▶ EXERCISE OBJECTIVE
Every line in the following data that has "cone" counts toward the total; state that total alone.

Dataset rows describing interfaces:
◆ ◆ ◆ ◆ ◆
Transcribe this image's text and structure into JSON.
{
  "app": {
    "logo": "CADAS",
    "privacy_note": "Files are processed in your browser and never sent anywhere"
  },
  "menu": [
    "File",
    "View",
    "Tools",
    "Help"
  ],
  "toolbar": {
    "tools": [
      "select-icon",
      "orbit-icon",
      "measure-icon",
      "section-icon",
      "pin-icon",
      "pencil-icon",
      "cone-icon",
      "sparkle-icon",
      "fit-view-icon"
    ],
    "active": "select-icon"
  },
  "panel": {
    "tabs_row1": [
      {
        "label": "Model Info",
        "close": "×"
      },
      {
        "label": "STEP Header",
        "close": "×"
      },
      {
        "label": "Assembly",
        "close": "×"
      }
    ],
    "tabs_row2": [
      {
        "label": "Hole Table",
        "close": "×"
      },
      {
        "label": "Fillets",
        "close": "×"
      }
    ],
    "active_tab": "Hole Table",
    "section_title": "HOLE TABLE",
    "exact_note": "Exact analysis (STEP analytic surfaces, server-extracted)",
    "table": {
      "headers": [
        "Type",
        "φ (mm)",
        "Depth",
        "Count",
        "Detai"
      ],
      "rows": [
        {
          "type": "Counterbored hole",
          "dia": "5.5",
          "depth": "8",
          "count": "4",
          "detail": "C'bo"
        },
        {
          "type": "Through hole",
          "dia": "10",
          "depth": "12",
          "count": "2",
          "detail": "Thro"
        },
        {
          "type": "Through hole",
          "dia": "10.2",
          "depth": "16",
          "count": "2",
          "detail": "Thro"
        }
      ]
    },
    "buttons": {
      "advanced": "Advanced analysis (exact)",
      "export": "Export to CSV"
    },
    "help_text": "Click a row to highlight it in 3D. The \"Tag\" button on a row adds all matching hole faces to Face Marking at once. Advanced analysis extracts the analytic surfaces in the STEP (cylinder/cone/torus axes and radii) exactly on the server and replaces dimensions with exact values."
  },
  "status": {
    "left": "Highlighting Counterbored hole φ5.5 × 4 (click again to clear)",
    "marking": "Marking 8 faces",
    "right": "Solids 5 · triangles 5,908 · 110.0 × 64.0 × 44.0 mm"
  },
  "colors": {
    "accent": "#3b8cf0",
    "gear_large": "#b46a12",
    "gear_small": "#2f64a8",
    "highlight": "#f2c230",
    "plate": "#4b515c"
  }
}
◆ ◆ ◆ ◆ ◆
▶ OUTPUT OF THE TASK
2